Try it
For the word "Auction", find each line in the entries where it occurs and copy that line.

[Entries from a dataset of interfaces]
== == ==

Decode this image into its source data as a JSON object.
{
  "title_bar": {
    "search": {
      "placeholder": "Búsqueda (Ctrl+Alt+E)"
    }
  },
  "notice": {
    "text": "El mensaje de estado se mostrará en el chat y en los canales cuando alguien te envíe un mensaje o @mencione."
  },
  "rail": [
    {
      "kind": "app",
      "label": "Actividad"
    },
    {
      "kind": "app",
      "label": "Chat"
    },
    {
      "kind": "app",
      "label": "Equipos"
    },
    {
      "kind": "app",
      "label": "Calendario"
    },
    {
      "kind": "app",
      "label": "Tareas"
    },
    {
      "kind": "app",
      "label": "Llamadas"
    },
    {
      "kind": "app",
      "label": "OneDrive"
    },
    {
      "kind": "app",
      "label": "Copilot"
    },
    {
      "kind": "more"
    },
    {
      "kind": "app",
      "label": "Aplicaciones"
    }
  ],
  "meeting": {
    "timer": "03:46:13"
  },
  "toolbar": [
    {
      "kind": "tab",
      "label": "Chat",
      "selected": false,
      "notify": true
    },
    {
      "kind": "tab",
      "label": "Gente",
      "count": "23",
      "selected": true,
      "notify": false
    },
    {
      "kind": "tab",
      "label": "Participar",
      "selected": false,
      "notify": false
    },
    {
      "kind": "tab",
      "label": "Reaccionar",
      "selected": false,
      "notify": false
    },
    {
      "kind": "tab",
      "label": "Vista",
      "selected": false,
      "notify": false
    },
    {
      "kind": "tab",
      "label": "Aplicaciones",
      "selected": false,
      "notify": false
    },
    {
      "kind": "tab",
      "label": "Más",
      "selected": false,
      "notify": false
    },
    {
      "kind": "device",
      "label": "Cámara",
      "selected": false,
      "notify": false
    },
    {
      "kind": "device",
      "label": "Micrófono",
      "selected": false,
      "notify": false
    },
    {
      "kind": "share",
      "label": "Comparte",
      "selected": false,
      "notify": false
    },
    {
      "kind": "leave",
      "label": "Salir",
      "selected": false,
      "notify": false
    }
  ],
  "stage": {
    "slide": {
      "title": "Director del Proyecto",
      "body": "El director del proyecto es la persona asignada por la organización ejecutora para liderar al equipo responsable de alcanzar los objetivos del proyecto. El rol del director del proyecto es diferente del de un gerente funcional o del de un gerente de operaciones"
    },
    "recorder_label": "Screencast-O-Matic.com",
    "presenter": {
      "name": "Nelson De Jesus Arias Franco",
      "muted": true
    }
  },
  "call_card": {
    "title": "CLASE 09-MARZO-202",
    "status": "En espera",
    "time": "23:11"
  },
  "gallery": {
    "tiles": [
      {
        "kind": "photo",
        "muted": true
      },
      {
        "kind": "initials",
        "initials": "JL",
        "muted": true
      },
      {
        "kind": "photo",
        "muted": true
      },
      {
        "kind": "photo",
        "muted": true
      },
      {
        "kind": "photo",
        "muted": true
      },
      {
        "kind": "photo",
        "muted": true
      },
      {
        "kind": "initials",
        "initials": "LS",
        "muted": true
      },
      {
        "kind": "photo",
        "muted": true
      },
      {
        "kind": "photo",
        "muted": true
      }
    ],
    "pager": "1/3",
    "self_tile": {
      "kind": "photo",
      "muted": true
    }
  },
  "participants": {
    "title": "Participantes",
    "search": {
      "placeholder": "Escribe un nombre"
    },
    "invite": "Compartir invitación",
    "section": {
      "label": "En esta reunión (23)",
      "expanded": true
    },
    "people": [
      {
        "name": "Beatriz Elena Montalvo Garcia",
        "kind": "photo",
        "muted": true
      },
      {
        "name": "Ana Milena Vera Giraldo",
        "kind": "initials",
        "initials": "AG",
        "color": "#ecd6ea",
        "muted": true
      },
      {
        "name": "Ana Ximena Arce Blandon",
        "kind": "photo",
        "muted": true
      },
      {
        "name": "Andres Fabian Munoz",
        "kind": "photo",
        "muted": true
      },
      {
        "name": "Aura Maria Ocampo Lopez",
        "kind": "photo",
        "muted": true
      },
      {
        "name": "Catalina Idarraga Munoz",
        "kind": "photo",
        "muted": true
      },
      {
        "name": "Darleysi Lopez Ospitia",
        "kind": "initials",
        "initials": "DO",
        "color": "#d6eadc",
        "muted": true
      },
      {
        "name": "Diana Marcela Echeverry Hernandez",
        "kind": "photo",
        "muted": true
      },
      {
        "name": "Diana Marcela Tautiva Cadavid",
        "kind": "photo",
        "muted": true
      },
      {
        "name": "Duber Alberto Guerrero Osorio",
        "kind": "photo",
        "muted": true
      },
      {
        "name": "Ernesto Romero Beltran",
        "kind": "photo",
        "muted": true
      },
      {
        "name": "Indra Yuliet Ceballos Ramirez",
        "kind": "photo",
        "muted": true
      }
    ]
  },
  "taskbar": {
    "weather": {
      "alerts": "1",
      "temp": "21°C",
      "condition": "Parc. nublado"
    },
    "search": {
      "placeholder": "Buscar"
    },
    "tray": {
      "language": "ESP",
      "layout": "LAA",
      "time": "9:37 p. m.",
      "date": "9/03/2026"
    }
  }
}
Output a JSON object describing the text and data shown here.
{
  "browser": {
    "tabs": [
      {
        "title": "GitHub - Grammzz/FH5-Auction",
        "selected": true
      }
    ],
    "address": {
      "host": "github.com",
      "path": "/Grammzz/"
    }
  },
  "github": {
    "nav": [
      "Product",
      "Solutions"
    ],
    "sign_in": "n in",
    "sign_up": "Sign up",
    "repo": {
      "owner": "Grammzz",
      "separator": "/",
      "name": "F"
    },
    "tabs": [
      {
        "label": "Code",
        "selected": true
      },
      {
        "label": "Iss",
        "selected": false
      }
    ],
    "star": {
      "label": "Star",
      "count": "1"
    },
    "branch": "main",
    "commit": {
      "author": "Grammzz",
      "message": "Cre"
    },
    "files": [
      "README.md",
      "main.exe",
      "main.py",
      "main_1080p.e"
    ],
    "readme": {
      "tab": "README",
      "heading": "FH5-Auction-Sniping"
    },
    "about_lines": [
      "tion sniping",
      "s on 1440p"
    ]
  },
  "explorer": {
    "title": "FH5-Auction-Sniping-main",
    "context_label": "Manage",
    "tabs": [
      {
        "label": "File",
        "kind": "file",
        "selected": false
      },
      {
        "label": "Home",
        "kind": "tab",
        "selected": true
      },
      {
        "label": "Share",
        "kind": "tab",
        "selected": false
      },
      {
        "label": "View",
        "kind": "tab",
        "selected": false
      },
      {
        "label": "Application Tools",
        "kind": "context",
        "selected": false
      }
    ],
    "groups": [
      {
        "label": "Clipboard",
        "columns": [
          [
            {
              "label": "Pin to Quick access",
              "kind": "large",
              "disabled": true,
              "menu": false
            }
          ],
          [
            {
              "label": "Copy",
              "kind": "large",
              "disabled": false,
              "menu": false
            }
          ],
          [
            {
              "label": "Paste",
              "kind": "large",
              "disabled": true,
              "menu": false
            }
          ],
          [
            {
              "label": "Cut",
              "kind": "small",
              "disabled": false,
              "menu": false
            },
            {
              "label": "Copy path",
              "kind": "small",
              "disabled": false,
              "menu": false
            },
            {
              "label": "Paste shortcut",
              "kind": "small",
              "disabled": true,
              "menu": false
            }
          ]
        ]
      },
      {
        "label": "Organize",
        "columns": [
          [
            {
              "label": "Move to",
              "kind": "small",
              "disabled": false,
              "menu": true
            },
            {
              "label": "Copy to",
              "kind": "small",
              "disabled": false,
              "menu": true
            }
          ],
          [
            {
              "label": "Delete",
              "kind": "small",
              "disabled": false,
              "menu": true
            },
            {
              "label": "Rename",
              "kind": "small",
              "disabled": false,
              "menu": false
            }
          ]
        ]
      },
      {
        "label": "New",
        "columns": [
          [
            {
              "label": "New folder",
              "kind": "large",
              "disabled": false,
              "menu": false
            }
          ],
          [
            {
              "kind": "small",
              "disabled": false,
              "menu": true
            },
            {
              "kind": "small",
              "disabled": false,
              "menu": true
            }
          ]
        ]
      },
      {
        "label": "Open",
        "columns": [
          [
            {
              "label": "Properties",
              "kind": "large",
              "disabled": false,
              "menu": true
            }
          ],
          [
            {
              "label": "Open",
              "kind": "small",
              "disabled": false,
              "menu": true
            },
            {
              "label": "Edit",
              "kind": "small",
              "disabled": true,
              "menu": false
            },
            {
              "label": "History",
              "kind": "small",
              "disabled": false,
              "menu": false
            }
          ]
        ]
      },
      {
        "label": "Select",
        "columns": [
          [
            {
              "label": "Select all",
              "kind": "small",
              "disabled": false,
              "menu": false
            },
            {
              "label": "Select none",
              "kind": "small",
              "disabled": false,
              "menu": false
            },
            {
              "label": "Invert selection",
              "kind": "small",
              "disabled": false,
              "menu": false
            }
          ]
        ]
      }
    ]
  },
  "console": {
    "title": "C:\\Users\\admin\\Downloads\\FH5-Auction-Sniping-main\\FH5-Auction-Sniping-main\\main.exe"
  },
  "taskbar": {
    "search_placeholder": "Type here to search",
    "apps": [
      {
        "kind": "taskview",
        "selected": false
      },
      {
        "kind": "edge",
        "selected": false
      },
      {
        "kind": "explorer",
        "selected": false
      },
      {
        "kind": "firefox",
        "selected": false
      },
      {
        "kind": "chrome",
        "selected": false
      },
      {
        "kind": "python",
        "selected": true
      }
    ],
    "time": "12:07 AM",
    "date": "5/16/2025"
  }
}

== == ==

Exercise solution
        "title": "GitHub - Grammzz/FH5-Auction",
      "heading": "FH5-Auction-Sniping"
    "title": "FH5-Auction-Sniping-main",
    "title": "C:\\Users\\admin\\Downloads\\FH5-Auction-Sniping-main\\FH5-Auction-Sniping-main\\main.exe"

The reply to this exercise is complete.